Everybody talks about cutting the cord, but cable is a hard habit to break. One of the things you’re paying for is convenience: You can get most of the channels you want in one place. If a problem arises, you can call the cable or satellite provider and a technician will either talk you through a fix or come to your home and resolve the issue for you. If you switch to a streaming service, you must determine who carries the shows you like, and you may need more than one device or service to get the programming you want. If you’re not a techie-type, it can be a challenge making everything work. You also may have to update your hardware (your TV, antenna and/or over-the-top box) and your internet connection. And it may take awhile to settle on the content providers you prefer. (Choose too many, and you might not save any money on TV programming.) Still, if you’re willing to put in the effort, dumping cable can save you hundreds of dollars each year.
Be honest: Do you even know how much money you spend on monthly subscription services? There’s a monthly subscription for just about everything these days — from Stitch Fix (clothes styling) to Spotify (music streaming) to HelloFresh (meal kits) to Amazon Prime (shopping and entertainment). The costs can add up quickly.
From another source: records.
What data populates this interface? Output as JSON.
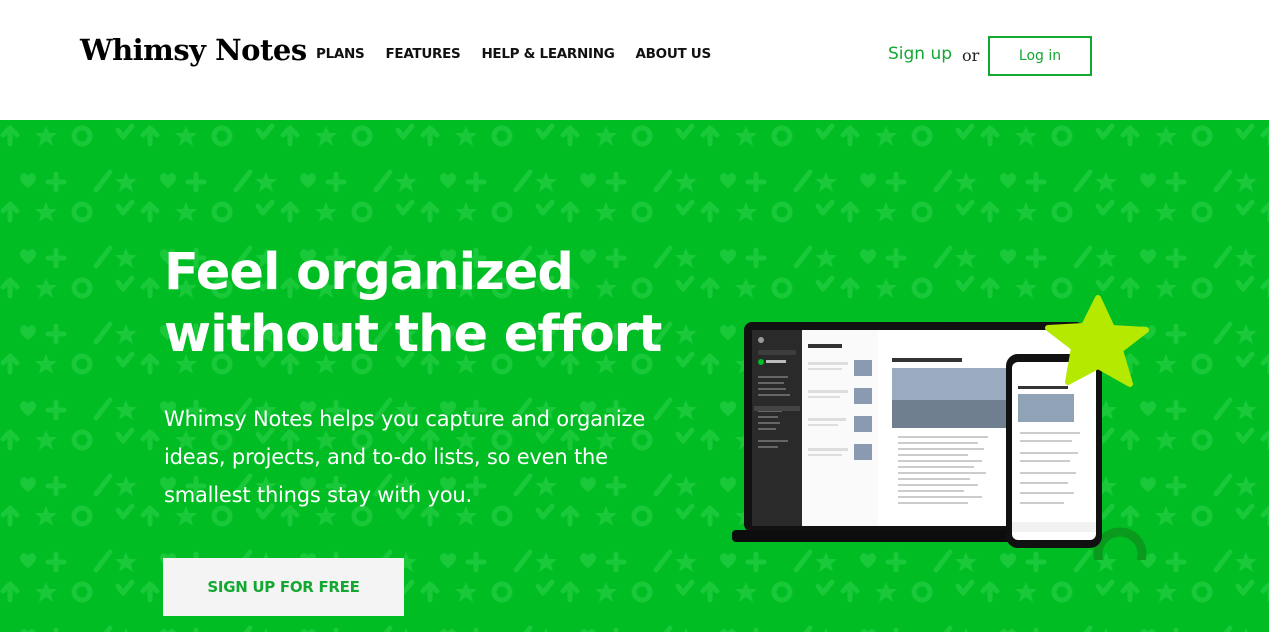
{
  "header": {
    "logo": "Whimsy Notes",
    "nav": [
      "PLANS",
      "FEATURES",
      "HELP & LEARNING",
      "ABOUT US"
    ],
    "signup_label": "Sign up",
    "or_label": "or",
    "login_label": "Log in"
  },
  "hero": {
    "headline_line1": "Feel organized",
    "headline_line2": "without the effort",
    "subtext": "Whimsy Notes helps you capture and organize ideas, projects, and to-do lists, so even the smallest things stay with you.",
    "cta_label": "SIGN UP FOR FREE"
  },
  "colors": {
    "brand_green": "#14a833",
    "hero_bg": "#00bd24",
    "star": "#b5ea00"
  },
  "icons": [
    "star-icon",
    "heart-icon",
    "circle-icon",
    "plus-icon",
    "check-icon",
    "arrow-up-icon"
  ]
}
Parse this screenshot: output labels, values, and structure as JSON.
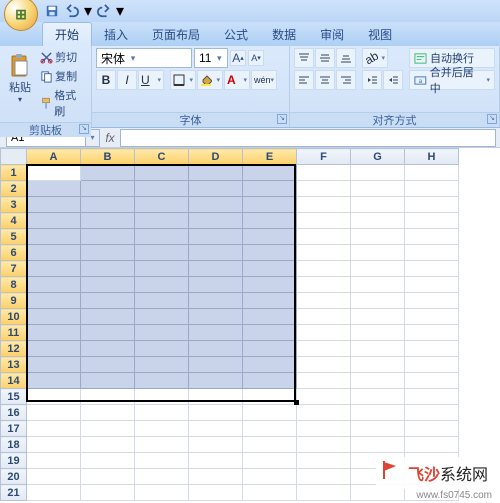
{
  "qat": {
    "save": "save",
    "undo": "undo",
    "redo": "redo"
  },
  "tabs": [
    "开始",
    "插入",
    "页面布局",
    "公式",
    "数据",
    "审阅",
    "视图"
  ],
  "active_tab": 0,
  "clipboard": {
    "paste": "粘贴",
    "cut": "剪切",
    "copy": "复制",
    "format_painter": "格式刷",
    "group": "剪贴板"
  },
  "font": {
    "name": "宋体",
    "size": "11",
    "grow": "A",
    "shrink": "A",
    "bold": "B",
    "italic": "I",
    "underline": "U",
    "group": "字体"
  },
  "align": {
    "wrap": "自动换行",
    "merge": "合并后居中",
    "group": "对齐方式"
  },
  "namebox": "A1",
  "columns": [
    "A",
    "B",
    "C",
    "D",
    "E",
    "F",
    "G",
    "H"
  ],
  "rows": [
    1,
    2,
    3,
    4,
    5,
    6,
    7,
    8,
    9,
    10,
    11,
    12,
    13,
    14,
    15,
    16,
    17,
    18,
    19,
    20,
    21
  ],
  "selection": {
    "r1": 1,
    "c1": 1,
    "r2": 14,
    "c2": 5,
    "active": "A1"
  },
  "watermark": {
    "text_bold": "飞沙",
    "text": "系统网",
    "url": "www.fs0745.com"
  }
}
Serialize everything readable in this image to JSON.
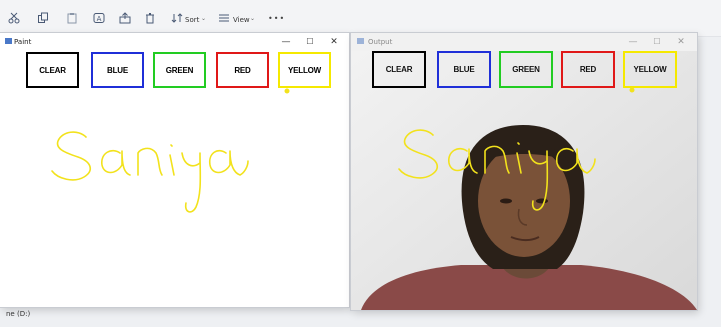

It’s tempting to sign up because of a low initial cost, but it’s also easy to forget how many subscriptions you’ve racked up over a long period of time. Scan your bank statements and make a list of all the subscriptions you currently have. Then rank them in order of most to least useful and start trimming.
It’s easy to stick with the companies and services you know, even if you suspect they’re costing you more. Life gets busy. Changing providers can be time-consuming and frustrating.
As an incentive to get you started, don’t think about how much money you’ll save this week, or even this month, if you cancel a subscription service or switch to a different cable or cellphone provider. Think in terms of a year, or five years, or more. That money adds up. The savings could make the difference in whether you reach your primary goals in life, whether it’s buying a house, starting a business, putting your kids through college, or retiring with enough money stashed away to live a long comfortable life.
It’s a matter of controlling what you can. And it’s up to you to make the first move.
Investment advisory services offered through Hobart Private Capital, LLC, a SEC-Registered Investment Advisor. Insurance services offered separately through Hobart Insurance Services, LLC, an affiliated insurance agency. Securities offered through Cape Securities, Inc., Member FINRA/SIPC. Hobart Private Capital and Hobart Insurance Services are not affiliated with Cape Securities.
This information is intended for educational purposes only. It is not intended to provide any investment advice or provide the basis for any investment decisions. You should consult your financial adviser prior to making any decision based on any specific information contained herein.
(Article written by Corey Sunstrom)